COVID-19 was not the only factor that drove families away from public schools. Parents were especially delighted to have their children escape the far-left political indoctrination that dominates today’s K-12 public education classrooms (the daily promotion of the LGBT agenda, critical race theory divisiveness, and woke academics). Their children have been freed from the political agenda of teachers’ unions and school personnel using them as pawns in their power plays.
One example of this indoctrination is the increasing use of the Gender Unicorn as a tool to encourage students as young as age 5 to select their gender identity, their gender expression, the gender they are physically attracted to, and the gender they are emotionally attracted to, whether women/men, feminine/masculine, or other.
The decline of academic standards was another concern. Advanced classes and gifted and talented programs face removal in the name of “equity” — squashing enthusiasm and denying high performers the opportunity to reach their full learning potential. Furthermore, graduation requirements are lessened — again in the name of equity. But what value is a high school diploma if fundamental learning is not accomplished? Today, more than 71 percent of students lack basic academic proficiency at the end of their K-12 school years.
Children’s safety was another major issue. In the name of racial equity, discipline is now discriminatory, and the result is increasingly unsafe schools. Even more alarming, children and teenagers are forced to share a bathroom or a locker room with students of the opposite sex who declare a gender identity in conflict with their biological sex. Loudoun County, Virginia, is one of many examples of sexual assaults on minors by peers on their school campus during the school day.
But parents pulling their children from government schools was also prompted by the public education system’s inadequate and outdated school structure. As one parent shared: “Now that I’ve started homeschooling my kindergarten daughter, I can’t imagine sending my younger son to traditional public school, confined to sitting at a desk six hours a day when he turns five.”
How has the experience been for the new homeschooling families? The conversation strikes a familiar theme for parent after parent: “I never thought I’d homeschool my kids. I didn’t think I could do it. Now I can’t imagine not homeschooling my kids.”
The transition to homeschooling is not without its challenges, of course. But benefits of parents exercising their right to decide what their children learn are profound. Parents are witnessing firsthand their children newly motivated, curious, and excited about learning. The recovery of family time is an additional advantage.

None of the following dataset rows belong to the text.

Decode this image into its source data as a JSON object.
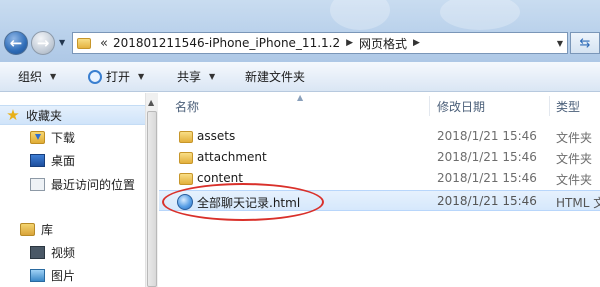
{
  "address_bar": {
    "overflow_marker": "«",
    "segments": [
      "201801211546-iPhone_iPhone_11.1.2",
      "网页格式"
    ]
  },
  "toolbar": {
    "organize_label": "组织",
    "open_label": "打开",
    "share_label": "共享",
    "new_folder_label": "新建文件夹"
  },
  "navigation": {
    "favorites_label": "收藏夹",
    "favorites_items": [
      "下载",
      "桌面",
      "最近访问的位置"
    ],
    "library_label": "库",
    "library_items": [
      "视频",
      "图片"
    ]
  },
  "columns": {
    "name": "名称",
    "date_modified": "修改日期",
    "type": "类型"
  },
  "files": [
    {
      "name": "assets",
      "date": "2018/1/21 15:46",
      "type": "文件夹",
      "icon": "folder-icon"
    },
    {
      "name": "attachment",
      "date": "2018/1/21 15:46",
      "type": "文件夹",
      "icon": "folder-icon"
    },
    {
      "name": "content",
      "date": "2018/1/21 15:46",
      "type": "文件夹",
      "icon": "folder-icon"
    },
    {
      "name": "全部聊天记录.html",
      "date": "2018/1/21 15:46",
      "type": "HTML 文档",
      "icon": "html-file-icon",
      "selected": true
    }
  ],
  "colors": {
    "highlight_circle": "#d9302a",
    "selection": "#d6e8fc"
  }
}
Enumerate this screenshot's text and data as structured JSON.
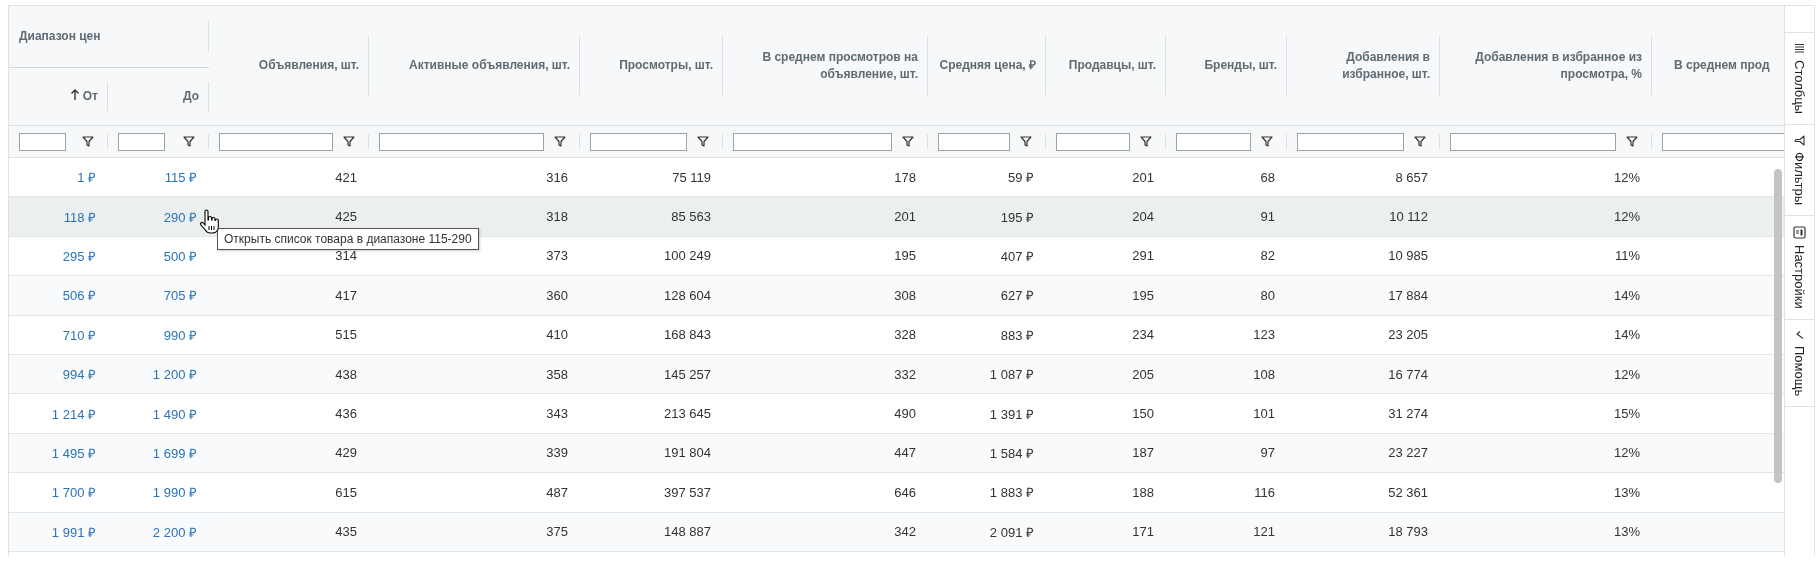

The bottom line is this: Pushed out of public schools, more and more families are reaping the benefits of homeschooling. While homeschooling is not for everybody, more families than ever before are finding homeschooling a game-changer for their children and teenagers. There is no doubt that the increase of this attractive education option is here to stay.